Things are coming to a close here and I have very mixed feelings about it. Ryder is finally here so I’m really happy. I have two and a half days left in Onishi so I’m sad. That means there’s 7 days left of the Japanese leg of the trip. I’m on day 40 of 80 and I feel like things are moving too fast now, especially the last days here in Onishi. This is a big art weekend at the brewery (it’s a big complex that once was a sake brewery but is now where all things art takes place) and we have lots of activities scheduled. I may actually take some video! I’ll be busy packing and cleaning and saying goodbye which stresses me out a little. Need to write a light post today. Anyway… just airing some thoughts. Let’s look at some weird and cool stuff.
Cat 1: Weird Stuff
I tell my cats not to cat all the time. It doesn’t work.
This is a sign for a liquor store. Actually more cool than weird depending on your taste.
This is Tanuki. He’s a raccoon. Those are his balls.

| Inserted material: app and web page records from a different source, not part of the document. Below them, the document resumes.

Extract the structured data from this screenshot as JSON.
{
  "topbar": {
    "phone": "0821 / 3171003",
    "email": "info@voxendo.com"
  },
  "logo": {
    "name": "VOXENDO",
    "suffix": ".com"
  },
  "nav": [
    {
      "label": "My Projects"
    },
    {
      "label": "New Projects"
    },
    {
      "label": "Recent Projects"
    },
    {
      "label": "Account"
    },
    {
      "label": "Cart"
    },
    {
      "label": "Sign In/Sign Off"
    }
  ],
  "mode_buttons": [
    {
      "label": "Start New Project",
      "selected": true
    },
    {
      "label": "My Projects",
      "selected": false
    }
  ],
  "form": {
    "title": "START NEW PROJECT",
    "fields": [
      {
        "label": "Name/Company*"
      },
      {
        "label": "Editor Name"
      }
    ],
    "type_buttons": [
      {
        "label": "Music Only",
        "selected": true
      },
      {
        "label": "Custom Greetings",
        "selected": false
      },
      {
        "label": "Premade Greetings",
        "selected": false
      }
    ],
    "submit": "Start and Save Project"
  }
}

There’s another Tanuki at the stone dealer. He’s… got a little more going on. No idea how Japan finds this acceptable to display in public… everywhere. They’re usually so weird about sexuality! But really, this statue isn’t about sex. I know. No really. His balls have something to do with money. I know. I’m not kidding. It has something to do with the practice of using raccoon ball sack skin in between layers of gold when hammering the gold into gold leaf. I can’t make this stuff up. Read all about it here.
These are little statues of a god (whose name I can’t remember) at a cemetery. He’s the protector of children and pregnant women. I don’t want to think about why he’s in the cemetery. Evidently people knit him red hats and bibs as gifts. The rituals in the graveyard are many.
Here’s a bigger one.
Cat 2: Cool Stuff
About 8 houses down from where I’m staying is a recycling plant. These are the cubes of aluminum they crush.
A neighbor a couple of doors down very actively processes food and flowers from his garden. I always greet him when I pass by. He gave me flowers one day.
Seeds from the peppers, maybe.
This is a jewel bug. He’s about an inch and half long. I’ve seen two during the trip, or maybe I’ve simply seen him twice (well, perhaps 3x). This is him, upright, perfectly healthy and alive.
The next day in about the same spot on my bike path I found him dead. I got past my squeamishness and picked him up to give him to my friend Mina. She said that these bugs bring wealth and usually they hang them as charms somewhere. He’s magnificent. He looks like he’s waving hello in his wretched state.
This is a plastic egg that once had a Gudetama wrapper on it. (Will show you in an upcoming post about kawaii.)
Inside there are M&M type chocolate candies. I’m fascinated by the sliding mechanism used to open the egg. That’s a lot of trouble for a handful of candy.
This was Ryder’s second breakfast on his second day in Tokyo. I hope to eat something similar and tell you all about it here.